--- PROBLEM TO WORK ON ---
Give back each entry unchanged, minus pictures.

--- INPUT MATERIAL ---
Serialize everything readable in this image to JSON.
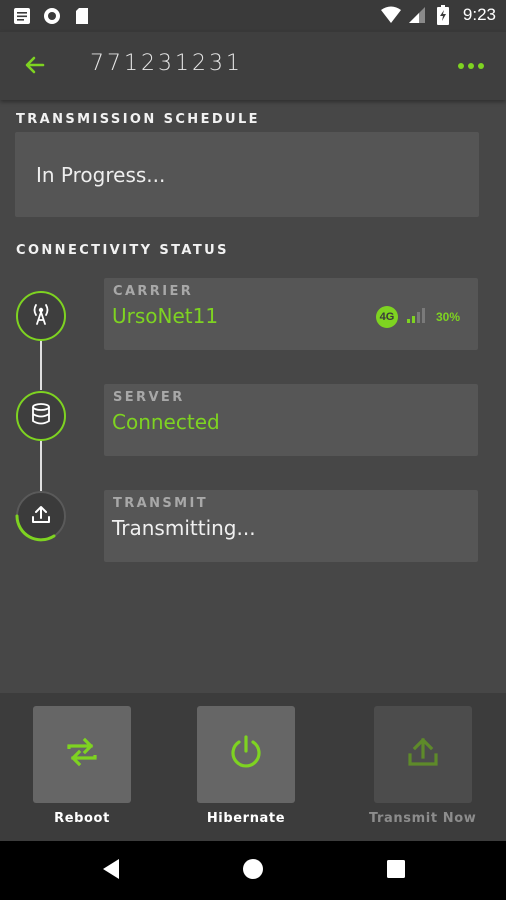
{
  "status_bar": {
    "time": "9:23",
    "left_icons": [
      "notification-list-icon",
      "record-icon",
      "sd-card-icon"
    ],
    "right_icons": [
      "wifi-icon",
      "cell-signal-icon",
      "battery-charging-icon"
    ]
  },
  "app_bar": {
    "title": "771231231",
    "back_icon": "arrow-left-icon",
    "more_icon": "more-horizontal-icon"
  },
  "schedule": {
    "section_title": "TRANSMISSION SCHEDULE",
    "status": "In Progress..."
  },
  "connectivity": {
    "section_title": "CONNECTIVITY STATUS",
    "carrier": {
      "label": "CARRIER",
      "value": "UrsoNet11",
      "network_badge": "4G",
      "signal_percent": "30%",
      "icon": "antenna-icon"
    },
    "server": {
      "label": "SERVER",
      "value": "Connected",
      "icon": "database-icon"
    },
    "transmit": {
      "label": "TRANSMIT",
      "value": "Transmitting...",
      "icon": "upload-icon"
    }
  },
  "actions": [
    {
      "label": "Reboot",
      "icon": "swap-arrows-icon",
      "enabled": true
    },
    {
      "label": "Hibernate",
      "icon": "power-icon",
      "enabled": true
    },
    {
      "label": "Transmit Now",
      "icon": "upload-icon",
      "enabled": false
    }
  ],
  "nav_bar": {
    "back_icon": "nav-back-icon",
    "home_icon": "nav-home-icon",
    "recents_icon": "nav-recents-icon"
  },
  "colors": {
    "accent": "#7ed321",
    "background": "#474747",
    "card": "#555555"
  }
}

--- TASK OUTPUT ---
Serialize everything readable in this image to JSON.
{
  "status_bar": {
    "time": "9:23",
    "left_icons": [
      "notification-list-icon",
      "record-icon",
      "sd-card-icon"
    ],
    "right_icons": [
      "wifi-icon",
      "cell-signal-icon",
      "battery-charging-icon"
    ]
  },
  "app_bar": {
    "title": "771231231",
    "back_icon": "arrow-left-icon",
    "more_icon": "more-horizontal-icon"
  },
  "schedule": {
    "section_title": "TRANSMISSION SCHEDULE",
    "status": "In Progress..."
  },
  "connectivity": {
    "section_title": "CONNECTIVITY STATUS",
    "carrier": {
      "label": "CARRIER",
      "value": "UrsoNet11",
      "network_badge": "4G",
      "signal_percent": "30%",
      "icon": "antenna-icon"
    },
    "server": {
      "label": "SERVER",
      "value": "Connected",
      "icon": "database-icon"
    },
    "transmit": {
      "label": "TRANSMIT",
      "value": "Transmitting...",
      "icon": "upload-icon"
    }
  },
  "actions": [
    {
      "label": "Reboot",
      "icon": "swap-arrows-icon",
      "enabled": true
    },
    {
      "label": "Hibernate",
      "icon": "power-icon",
      "enabled": true
    },
    {
      "label": "Transmit Now",
      "icon": "upload-icon",
      "enabled": false
    }
  ],
  "nav_bar": {
    "back_icon": "nav-back-icon",
    "home_icon": "nav-home-icon",
    "recents_icon": "nav-recents-icon"
  },
  "colors": {
    "accent": "#7ed321",
    "background": "#474747",
    "card": "#555555"
  }
}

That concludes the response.